Internationally, the White House policy is to reinvigorate American global domination; refurbish Washington’s dilapidated international reputation; retain U.S. hegemonic interests in the Arab world by intervening in the regional uprisings; restore a more subtle form of U.S. dominion in Latin America; and reverse recent history by finally winning some wars for the $1.4 trillion Washington forks out annually for the Pentagon and national security (i.e., the Afghan “surge” to forestall yet another defeat, extending the war to western Pakistan, crushing tiny Libya and keeping U.S. troops in Iraq and Afghanistan long past the deadline for complete withdrawal).

But if the Democrats are right of center these days and making concessions for functional unity with the right/far right party why are the Republicans creating dysfunction and saying “no” to everything and creating political havoc? Because they want a lot more and think they can grab it. The GOP is obtaining a good political deal at bargain basement prices. For its part, the White House is selling out cheaply to clear the shelves of old liberal merchandize to make room for new more conservative product of its own. Since Republican antics usefully convey the public impression of “forcing” Obama to make concessions against his will, the Democrats won’t get too much blame for the even more corporate and unequal, even less generous and forgiving, America to come.

Conservatives have wanted to destroy the progressive gains of President Franklin D. Roosevelt’s Great Depression era New Deal since their inception in the 1930s, including Social Security. And the right wing backlash against the activism of the 1960s, focused on hard fought social and cultural advances as well as the abundant liberal legislation of President Lyndon B. Johnson’s Great Society — including Medicare and Medicaid — has been never ending since the 1970s.

The result is a blanket of conservatism that gradually began to cover much of the U.S., along with stagnant wages, the dwindling of the American Dream and the end of significant new government social programs for the people. Now, in the midst of a devastating economic breakdown and cutbacks in essential federal and state government services, the once center left Democratic Party is offering the to put the three crown jewels of the Roosevelt-Johnson period “on the table” to be examined by the new bipartisan Joint Selective Committee for Deficit Reduction, which is due to make decisions before the new year.

One thing is certain about the 2008 election. The American people wanted change, big change from their next government. Candidate Obama promised change they could “believe in.” The people were encouraged to respond in unison by chanting “Yes we can,” entertaining hopes of fewer wars, more secure incomes, greater attention to health, education, job creation and the environment, some help for the poor, and perhaps more equality with an African American in the White House. The Democratic platform was filled with empty generalities, but the campaign remained intentionally vague about what its “change” was all about. This was the tip-off to an impending deception that became obvious after the election, when the changes they hoped for were not what Obama had in mind.

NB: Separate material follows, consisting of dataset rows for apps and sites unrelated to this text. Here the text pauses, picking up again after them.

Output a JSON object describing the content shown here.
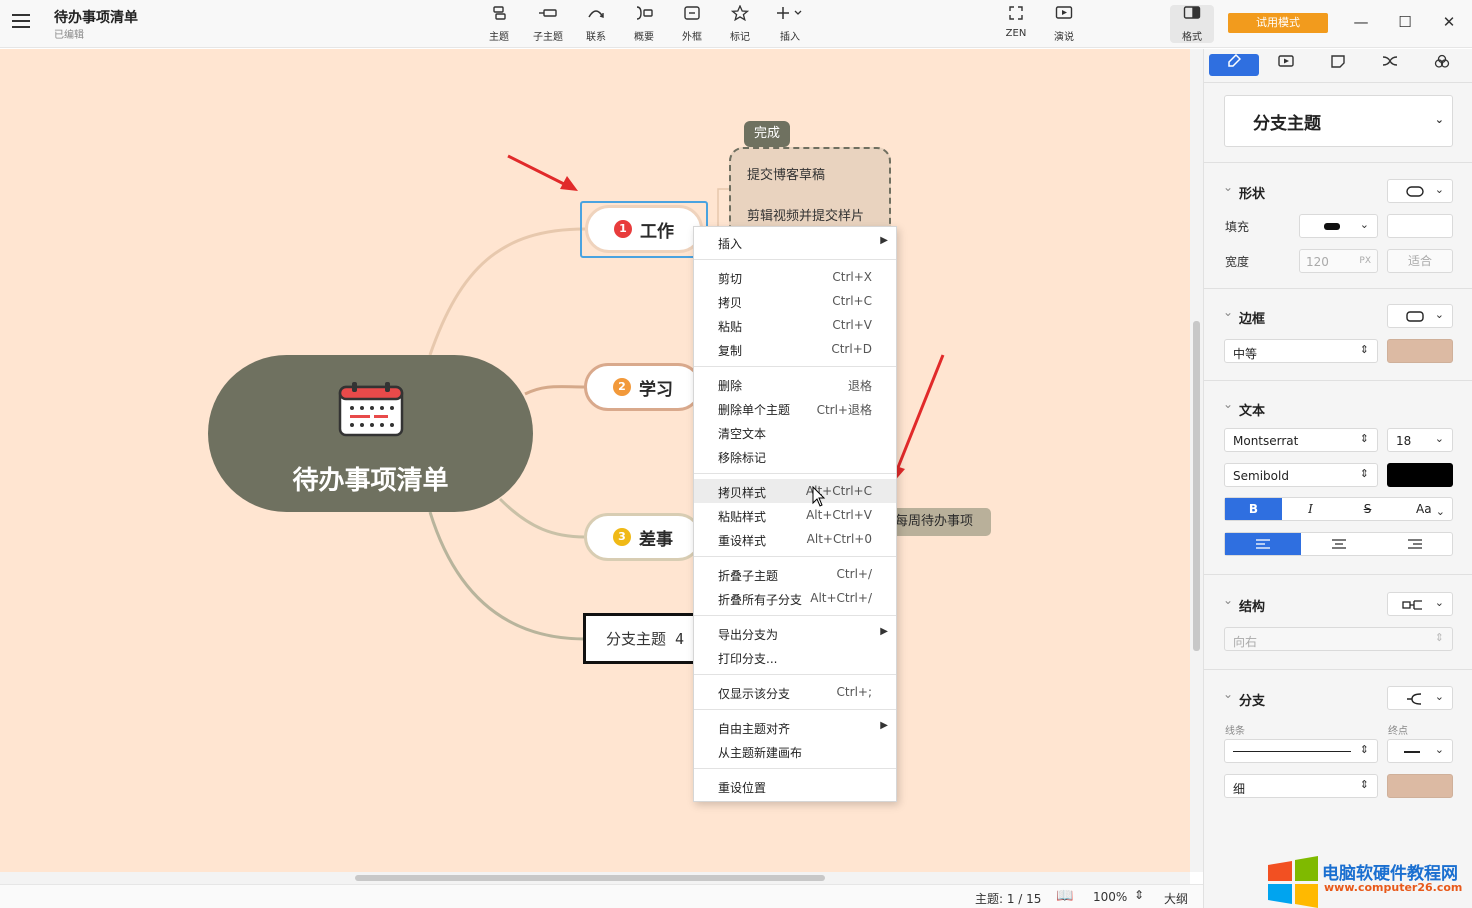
{
  "window": {
    "title": "待办事项清单",
    "subtitle": "已编辑",
    "trial_label": "试用模式",
    "controls": {
      "minimize": "—",
      "maximize": "☐",
      "close": "✕"
    }
  },
  "toolbar": {
    "items": [
      {
        "label": "主题",
        "icon": "topic-icon"
      },
      {
        "label": "子主题",
        "icon": "subtopic-icon"
      },
      {
        "label": "联系",
        "icon": "relationship-icon"
      },
      {
        "label": "概要",
        "icon": "summary-icon"
      },
      {
        "label": "外框",
        "icon": "boundary-icon"
      },
      {
        "label": "标记",
        "icon": "marker-icon"
      },
      {
        "label": "插入",
        "icon": "insert-icon"
      }
    ],
    "zen_label": "ZEN",
    "present_label": "演说",
    "format_label": "格式"
  },
  "map": {
    "central_topic": "待办事项清单",
    "topics": [
      {
        "num": "1",
        "label": "工作",
        "num_color": "#e83c3c"
      },
      {
        "num": "2",
        "label": "学习",
        "num_color": "#f2993a"
      },
      {
        "num": "3",
        "label": "差事",
        "num_color": "#f0b916"
      }
    ],
    "topic4_label": "分支主题 4",
    "boundary_label": "完成",
    "subtopics": [
      "提交博客草稿",
      "剪辑视频并提交样片"
    ],
    "summary_chip": "每周待办事项"
  },
  "context_menu": {
    "insert": "插入",
    "cut": {
      "label": "剪切",
      "shortcut": "Ctrl+X"
    },
    "copy": {
      "label": "拷贝",
      "shortcut": "Ctrl+C"
    },
    "paste": {
      "label": "粘贴",
      "shortcut": "Ctrl+V"
    },
    "duplicate": {
      "label": "复制",
      "shortcut": "Ctrl+D"
    },
    "delete": {
      "label": "删除",
      "shortcut": "退格"
    },
    "delete_single": {
      "label": "删除单个主题",
      "shortcut": "Ctrl+退格"
    },
    "clear_text": "清空文本",
    "remove_marker": "移除标记",
    "copy_style": {
      "label": "拷贝样式",
      "shortcut": "Alt+Ctrl+C"
    },
    "paste_style": {
      "label": "粘贴样式",
      "shortcut": "Alt+Ctrl+V"
    },
    "reset_style": {
      "label": "重设样式",
      "shortcut": "Alt+Ctrl+0"
    },
    "collapse_sub": {
      "label": "折叠子主题",
      "shortcut": "Ctrl+/"
    },
    "collapse_all": {
      "label": "折叠所有子分支",
      "shortcut": "Alt+Ctrl+/"
    },
    "export_branch": "导出分支为",
    "print_branch": "打印分支...",
    "show_only": {
      "label": "仅显示该分支",
      "shortcut": "Ctrl+;"
    },
    "free_align": "自由主题对齐",
    "new_sheet": "从主题新建画布",
    "reset_pos": "重设位置"
  },
  "status": {
    "topic_count": "主题: 1 / 15",
    "zoom": "100%",
    "outline": "大纲"
  },
  "panel": {
    "style_select": "分支主题",
    "shape": {
      "title": "形状",
      "fill_label": "填充",
      "width_label": "宽度",
      "width_placeholder": "120",
      "width_unit": "PX",
      "fit_label": "适合"
    },
    "border": {
      "title": "边框",
      "weight": "中等",
      "color": "#dcbaa3"
    },
    "text": {
      "title": "文本",
      "font": "Montserrat",
      "size": "18",
      "weight": "Semibold",
      "color": "#000000",
      "bold": "B",
      "italic": "I",
      "strike": "S",
      "case": "Aa"
    },
    "structure": {
      "title": "结构",
      "direction": "向右"
    },
    "branch": {
      "title": "分支",
      "line_label": "线条",
      "end_label": "终点",
      "thickness": "细",
      "color": "#dcbaa3"
    }
  },
  "watermark": {
    "line1": "电脑软硬件教程网",
    "line2": "www.computer26.com"
  },
  "colors": {
    "canvas": "#ffe5d1",
    "central": "#6f7160",
    "accent": "#2f6fe0",
    "trial": "#f29b1d",
    "arrow": "#e12a2a"
  }
}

Now, following several grave concessions to conservatism before, during and after the early summer deficit fiasco with more to come, President Obama has began to indulge in populist rhetoric about jobs and infrastructure to galvanize the faithful into providing campaign dollars and innumerable volunteer hours to defeat the “evil doers” in 2012.

  • Part 2 will focus on liberal and labor misgivings about Obama’s policies and on what these forces will end up doing, among other election points.
  • Jack A. Smith is editor of the Activist Newsletter and a former editor of the Guardian (US) radical newsweekly. He may be reached at: jacdon@earthlink.net. Read other articles by Jack.